No, I will not be renewing my membership. The primary reason being that there are no trout in Illinois and I don’t travel to try to catch them. I did make an effort to pursue trout over a decade ago in a couple of trips to Wisconsin. I quickly learned that the pursuit of trout bores me to tears.

But I kept renewing my membership.

Over the years I like to think I’ve done quite a bit to protect, reconnect and restore some of the rivers and creeks here in the northeast corner of Illinois. Why not support a group that is attempting to do that nationwide, if not worldwide.

Then a few years ago my interest in anything outside of my limited world here in the Fox Valley began to wane. I’m now officially not a member of anything. No groups, no clubs, no organizations. No more board seats for local organizations. Over the last two years I’ve let my guiding service die. No more fishing classes and just last year I turned down a handful of opportunities to speak to groups or clubs about fishing.

This self imposed isolation is twofold.

First, my spare time has become very limited and what little I have is extremely precious to me.

Second, I put this at the end of a recent post:

And with this, I am done with my Blackberry Creek Dam Removal Updates.

There will be no more.

I’m sure I will go fishing on the creek come March, I’m sure I’ll catch some fish, I’m sure I’ll take some pictures and I’m sure I’ll write something up about the fishing trip.

But I will no longer mention the creek by name. There will be no recognizable photos of the creek posted. As far as anyone else is concerned, it’s just another one of the seven or so creeks I fish that happen to feed into the Fox River.

This is going to be done for purely selfish reasons.

The interest level in fishing the Fox River and it’s creeks, at least in the areas I like to fish, has dropped off considerably over the past eight years.

I run into practically no one while out there fishing.

And I want to keep it that way.

I was going to expand on this a bit, it’s all in my head, but I’m going to leave it there.

I think that pretty much explains everything.

I will give it to you though TU, you almost had me. You almost had me renew my subscription and it wasn’t anything you did directly.

In a recent issue of Gray’s Sporting Journal, there was a photo essay. A couple of guys in Minnesota that went out trout fishing in the middle of winter on a small stream and they were using light spinning gear.

I don’t recall any derogatory remarks about their choice of equipment. A shot was included of a small floating Rapala. More shots of a beautiful little stream being walked by a couple of guys, with spinning gear. Mention was made of numerous trout caught.

There was even a shot of one of them lighting up what appeared to be a damn fine cigar.

I thought, there’s hope for these trout guys yet!

But it didn’t work. It didn’t win me over.

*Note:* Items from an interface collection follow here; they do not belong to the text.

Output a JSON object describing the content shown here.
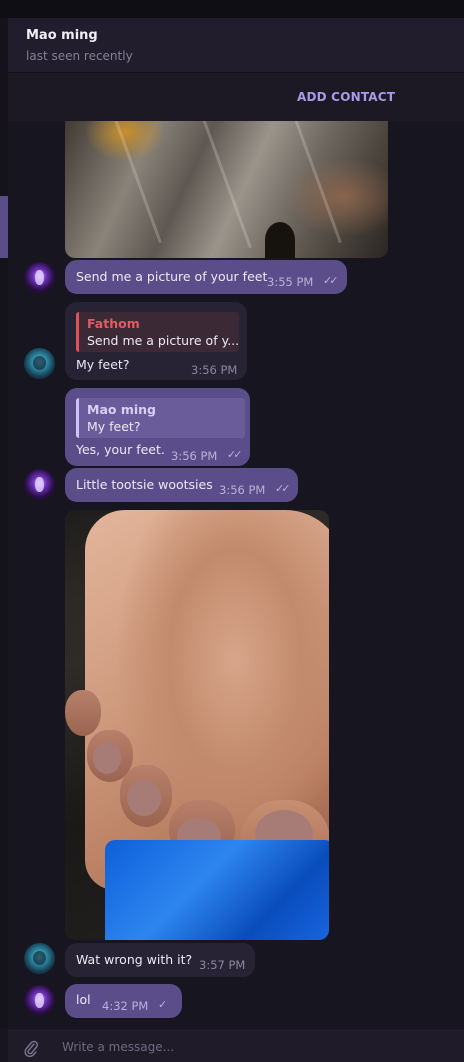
{
  "header": {
    "contact_name": "Mao ming",
    "status": "last seen recently",
    "add_contact_label": "ADD CONTACT"
  },
  "messages": [
    {
      "sender": "Mao ming",
      "direction": "out",
      "type": "photo",
      "description": "glass bottle close-up"
    },
    {
      "sender": "Mao ming",
      "direction": "out",
      "text": "Send me a picture of your feet",
      "time": "3:55 PM",
      "status": "read"
    },
    {
      "sender": "Fathom",
      "direction": "in",
      "reply_to": {
        "name": "Fathom",
        "text": "Send me a picture of y..."
      },
      "text": "My feet?",
      "time": "3:56 PM"
    },
    {
      "sender": "Mao ming",
      "direction": "out",
      "reply_to": {
        "name": "Mao ming",
        "text": "My feet?"
      },
      "text": "Yes, your feet.",
      "time": "3:56 PM",
      "status": "read"
    },
    {
      "sender": "Mao ming",
      "direction": "out",
      "text": "Little tootsie wootsies",
      "time": "3:56 PM",
      "status": "read"
    },
    {
      "sender": "Fathom",
      "direction": "in",
      "type": "photo",
      "description": "photo of toes"
    },
    {
      "sender": "Fathom",
      "direction": "in",
      "text": "Wat wrong with it?",
      "time": "3:57 PM"
    },
    {
      "sender": "Mao ming",
      "direction": "out",
      "text": "lol",
      "time": "4:32 PM",
      "status": "sent"
    }
  ],
  "composer": {
    "placeholder": "Write a message..."
  },
  "colors": {
    "outgoing_bubble": "#5b4d8a",
    "incoming_bubble": "#272335",
    "accent": "#a89be8",
    "reply_red": "#e0525a"
  },
  "icons": {
    "attach": "paperclip-icon",
    "read_receipt": "double-check-icon",
    "sent_receipt": "single-check-icon"
  }
}
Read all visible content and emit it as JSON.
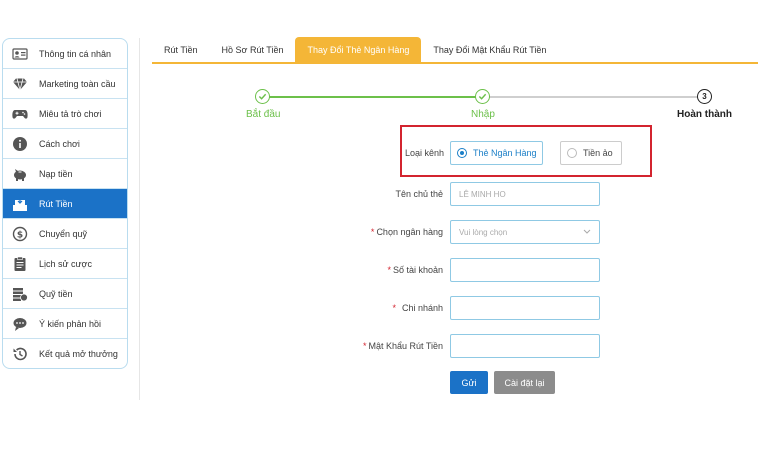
{
  "sidebar": {
    "items": [
      {
        "label": "Thông tin cá nhân",
        "icon": "user-card-icon"
      },
      {
        "label": "Marketing toàn cầu",
        "icon": "diamond-icon"
      },
      {
        "label": "Miêu tả trò chơi",
        "icon": "gamepad-icon"
      },
      {
        "label": "Cách chơi",
        "icon": "info-icon"
      },
      {
        "label": "Nạp tiền",
        "icon": "piggy-bank-icon"
      },
      {
        "label": "Rút Tiền",
        "icon": "withdraw-icon"
      },
      {
        "label": "Chuyển quỹ",
        "icon": "dollar-coin-icon"
      },
      {
        "label": "Lịch sử cược",
        "icon": "clipboard-icon"
      },
      {
        "label": "Quỹ tiền",
        "icon": "money-stack-icon"
      },
      {
        "label": "Ý kiến phản hồi",
        "icon": "chat-bubble-icon"
      },
      {
        "label": "Kết quả mở thưởng",
        "icon": "history-icon"
      }
    ],
    "active_index": 5
  },
  "tabs": [
    {
      "label": "Rút Tiền"
    },
    {
      "label": "Hồ Sơ Rút Tiền"
    },
    {
      "label": "Thay Đổi Thẻ Ngân Hàng"
    },
    {
      "label": "Thay Đổi Mật Khẩu Rút Tiền"
    }
  ],
  "steps": [
    {
      "label": "Bắt đầu",
      "state": "done"
    },
    {
      "label": "Nhập",
      "state": "done"
    },
    {
      "label": "Hoàn thành",
      "state": "pending",
      "number": "3"
    }
  ],
  "form": {
    "channel_label": "Loại kênh",
    "channel_options": [
      {
        "label": "Thẻ Ngân Hàng",
        "checked": true
      },
      {
        "label": "Tiền ảo",
        "checked": false
      }
    ],
    "holder_label": "Tên chủ thẻ",
    "holder_value": "LÊ MINH HO",
    "bank_label": "Chọn ngân hàng",
    "bank_placeholder": "Vui lòng chọn",
    "account_label": "Số tài khoản",
    "branch_label": "Chi nhánh",
    "password_label": "Mật Khẩu Rút Tiền",
    "submit_label": "Gửi",
    "reset_label": "Cài đặt lại"
  },
  "colors": {
    "accent_blue": "#1b72c7",
    "tab_orange": "#f4b637",
    "step_green": "#6cc04a",
    "highlight_red": "#d3242f",
    "reset_gray": "#8c8c8c"
  }
}
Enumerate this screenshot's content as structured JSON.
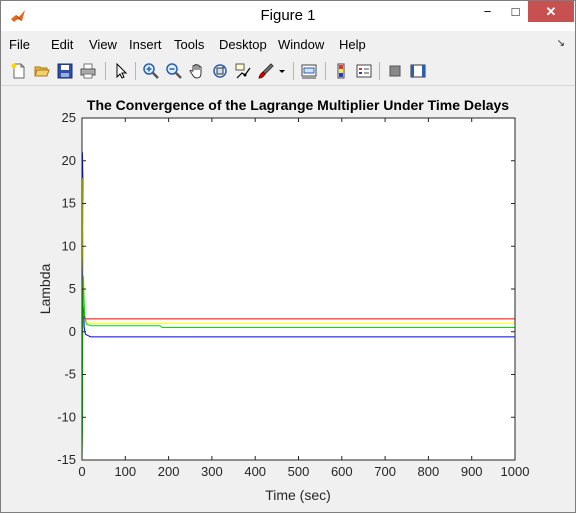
{
  "window": {
    "title": "Figure 1",
    "controls": {
      "minimize": "−",
      "maximize": "□",
      "close": "✕"
    }
  },
  "menu": {
    "items": [
      "File",
      "Edit",
      "View",
      "Insert",
      "Tools",
      "Desktop",
      "Window",
      "Help"
    ],
    "dock_arrow": "↘"
  },
  "toolbar": {
    "buttons": [
      {
        "name": "new-figure-icon"
      },
      {
        "name": "open-file-icon"
      },
      {
        "name": "save-icon"
      },
      {
        "name": "print-icon"
      },
      {
        "name": "edit-plot-arrow-icon"
      },
      {
        "name": "zoom-in-icon"
      },
      {
        "name": "zoom-out-icon"
      },
      {
        "name": "pan-hand-icon"
      },
      {
        "name": "rotate-3d-icon"
      },
      {
        "name": "data-cursor-icon"
      },
      {
        "name": "brush-icon"
      },
      {
        "name": "brush-dropdown-icon"
      },
      {
        "name": "link-plot-icon"
      },
      {
        "name": "insert-colorbar-icon"
      },
      {
        "name": "insert-legend-icon"
      },
      {
        "name": "hide-plot-tools-icon"
      },
      {
        "name": "show-plot-tools-icon"
      }
    ]
  },
  "chart_data": {
    "type": "line",
    "title": "The Convergence of the Lagrange Multiplier Under Time Delays",
    "xlabel": "Time (sec)",
    "ylabel": "Lambda",
    "xlim": [
      0,
      1000
    ],
    "ylim": [
      -15,
      25
    ],
    "xticks": [
      0,
      100,
      200,
      300,
      400,
      500,
      600,
      700,
      800,
      900,
      1000
    ],
    "yticks": [
      -15,
      -10,
      -5,
      0,
      5,
      10,
      15,
      20,
      25
    ],
    "grid": false,
    "series": [
      {
        "color": "#0000ff",
        "x": [
          0,
          1,
          2,
          3,
          5,
          8,
          12,
          20,
          1000
        ],
        "y": [
          0,
          21,
          18,
          6,
          0.5,
          -0.3,
          -0.4,
          -0.6,
          -0.6
        ]
      },
      {
        "color": "#ffff00",
        "x": [
          0,
          1,
          2,
          3,
          5,
          8,
          12,
          20,
          1000
        ],
        "y": [
          0,
          18,
          14,
          8,
          3,
          1.5,
          1.0,
          1.0,
          1.0
        ]
      },
      {
        "color": "#ff0000",
        "x": [
          0,
          1,
          2,
          4,
          8,
          15,
          1000
        ],
        "y": [
          0,
          5,
          3,
          2,
          1.5,
          1.5,
          1.5
        ]
      },
      {
        "color": "#00dd00",
        "x": [
          0,
          1,
          2,
          3,
          4,
          6,
          10,
          20,
          180,
          185,
          1000
        ],
        "y": [
          -15,
          -12,
          2,
          6.5,
          5,
          2,
          0.9,
          0.7,
          0.7,
          0.5,
          0.5
        ]
      }
    ]
  }
}
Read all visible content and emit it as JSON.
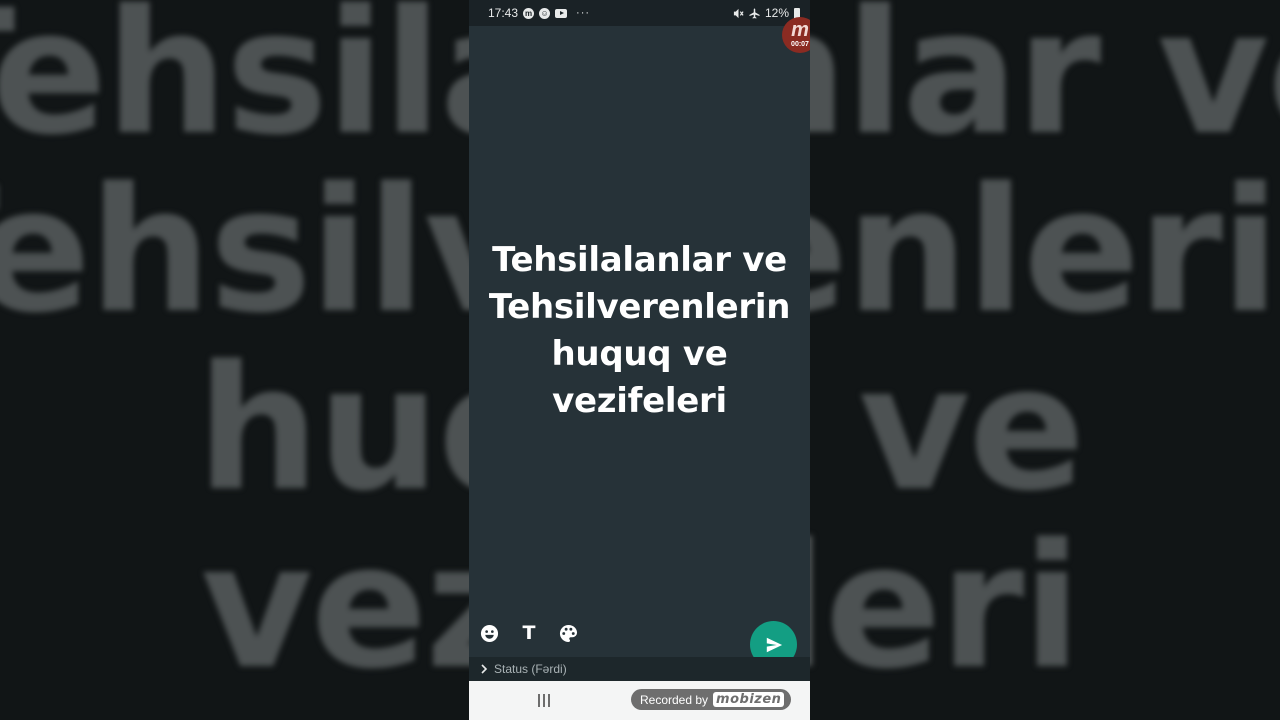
{
  "status_bar": {
    "time": "17:43",
    "notification_icons": [
      "messenger-icon",
      "smiley-notification-icon",
      "youtube-icon"
    ],
    "more_dots": "···",
    "battery_percent": "12%",
    "status_icons": [
      "mute-icon",
      "airplane-icon",
      "battery-icon"
    ]
  },
  "recording_badge": {
    "logo_letter": "m",
    "elapsed": "00:07",
    "color": "#8b2b22"
  },
  "status_composer": {
    "text": "Tehsilalanlar ve\nTehsilverenlerin\nhuquq ve\nvezifeleri",
    "background_color": "#263238",
    "tools": [
      "emoji-icon",
      "text-style-icon",
      "palette-icon"
    ],
    "text_tool_label": "T",
    "send_color": "#139e83"
  },
  "audience": {
    "label": "Status (Fərdi)"
  },
  "navigation": {
    "recorded_by_label": "Recorded by",
    "recorder_brand": "mobizen"
  }
}
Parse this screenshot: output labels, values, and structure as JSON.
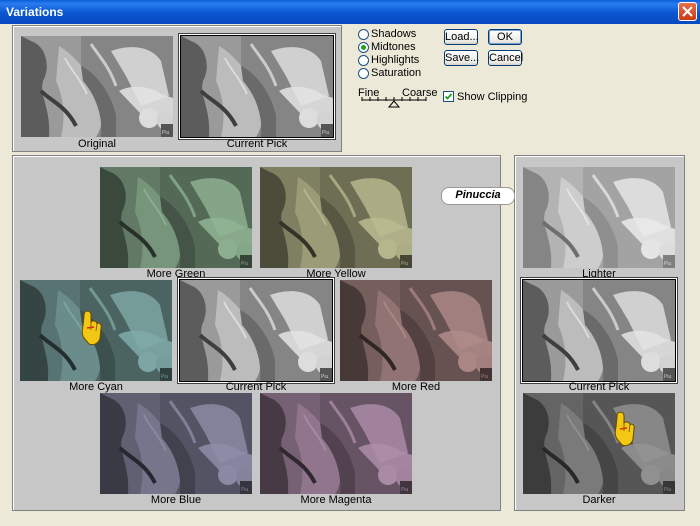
{
  "window": {
    "title": "Variations"
  },
  "colors": {
    "title_bar": "#0a56d0",
    "panel": "#c7c7c7",
    "dialog": "#ece9d8",
    "radio_selected": "#21a121",
    "hand_pointer": "#f2c814"
  },
  "preview": {
    "original_label": "Original",
    "current_pick_label": "Current Pick"
  },
  "tones": [
    {
      "label": "Shadows",
      "selected": false
    },
    {
      "label": "Midtones",
      "selected": true
    },
    {
      "label": "Highlights",
      "selected": false
    },
    {
      "label": "Saturation",
      "selected": false
    }
  ],
  "buttons": {
    "load": "Load...",
    "ok": "OK",
    "save": "Save...",
    "cancel": "Cancel"
  },
  "slider": {
    "fine_label": "Fine",
    "coarse_label": "Coarse",
    "level": 0.5
  },
  "show_clipping": {
    "label": "Show Clipping",
    "checked": true
  },
  "watermark": "Pinuccia",
  "color_variations": {
    "more_green": "More Green",
    "more_yellow": "More Yellow",
    "more_cyan": "More Cyan",
    "current_pick": "Current Pick",
    "more_red": "More Red",
    "more_blue": "More Blue",
    "more_magenta": "More Magenta"
  },
  "brightness_variations": {
    "lighter": "Lighter",
    "current_pick": "Current Pick",
    "darker": "Darker"
  },
  "icons": [
    "close-icon",
    "checkmark-icon",
    "hand-pointer-icon"
  ]
}
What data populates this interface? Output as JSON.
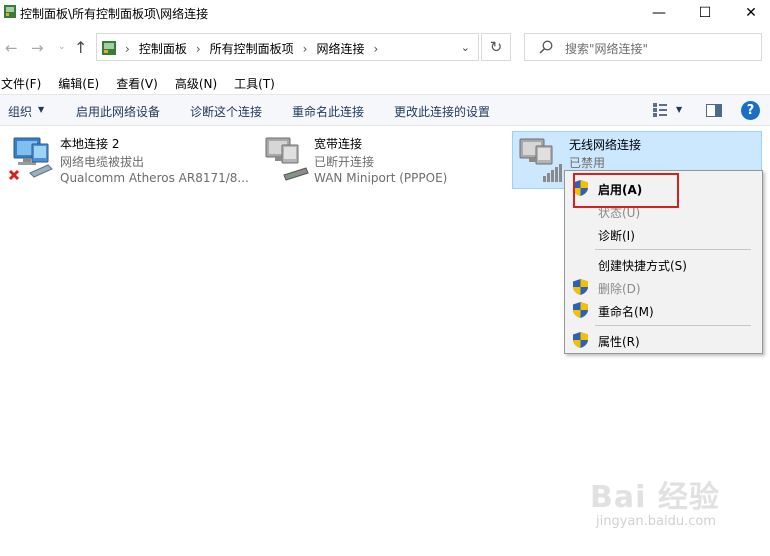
{
  "window": {
    "title": "控制面板\\所有控制面板项\\网络连接",
    "controls": {
      "minimize": "—",
      "maximize": "☐",
      "close": "✕"
    }
  },
  "nav": {
    "back": "←",
    "forward": "→",
    "recent": "⌄",
    "up": "↑",
    "breadcrumb": [
      "控制面板",
      "所有控制面板项",
      "网络连接"
    ],
    "separator": "›",
    "dropdown": "⌄",
    "refresh": "↻",
    "search_placeholder": "搜索\"网络连接\""
  },
  "menu": [
    "文件(F)",
    "编辑(E)",
    "查看(V)",
    "高级(N)",
    "工具(T)"
  ],
  "commands": {
    "organize": "组织",
    "organize_arrow": "▼",
    "enable": "启用此网络设备",
    "diagnose": "诊断这个连接",
    "rename": "重命名此连接",
    "change_settings": "更改此连接的设置",
    "view_arrow": "▼",
    "help": "?"
  },
  "connections": [
    {
      "name": "本地连接 2",
      "status": "网络电缆被拔出",
      "device": "Qualcomm Atheros AR8171/8...",
      "icon": "ethernet-unplugged-icon"
    },
    {
      "name": "宽带连接",
      "status": "已断开连接",
      "device": "WAN Miniport (PPPOE)",
      "icon": "broadband-modem-icon"
    },
    {
      "name": "无线网络连接",
      "status": "已禁用",
      "device": "",
      "icon": "wireless-disabled-icon",
      "selected": true
    }
  ],
  "context_menu": {
    "items": [
      {
        "label": "启用(A)",
        "shield": true,
        "bold": true,
        "disabled": false
      },
      {
        "label": "状态(U)",
        "shield": false,
        "bold": false,
        "disabled": true
      },
      {
        "label": "诊断(I)",
        "shield": false,
        "bold": false,
        "disabled": false
      },
      {
        "label": "创建快捷方式(S)",
        "shield": false,
        "bold": false,
        "disabled": false
      },
      {
        "label": "删除(D)",
        "shield": true,
        "bold": false,
        "disabled": true
      },
      {
        "label": "重命名(M)",
        "shield": true,
        "bold": false,
        "disabled": false
      },
      {
        "label": "属性(R)",
        "shield": true,
        "bold": false,
        "disabled": false
      }
    ]
  },
  "watermark": {
    "brand": "Bai 经验",
    "url": "jingyan.baidu.com"
  },
  "colors": {
    "selection": "#cce8ff",
    "highlight_border": "#d9201f",
    "command_text": "#1e395b",
    "help_blue": "#1a6fc4"
  }
}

Instead, this year I’ll be out somewhere in the Fox Valley in pursuit of smallmouth bass during one of my 70 or so fishing trips. With spinning gear. Only, if anyone bothers to read what I’ll be writing, you’ll know I’m in the Fox Valley somewhere, but where?

You won’t even realize I’m out there fishing and observing and extolling the virtues of my surroundings and I don’t even have a fly rod in my hand. It’s an inefficient tool for accomplishing a simple goal, to catch a fish, so why bother with it and why even bother mentioning what’s being used?

As a tip of my hat to the world of trout though, I just might include some shots of me lighting up a…

Who am I kidding, I don’t smoke damn fine cigars.

As the wife calls them… your little shit sticks.

keng_2

Welcome to my world.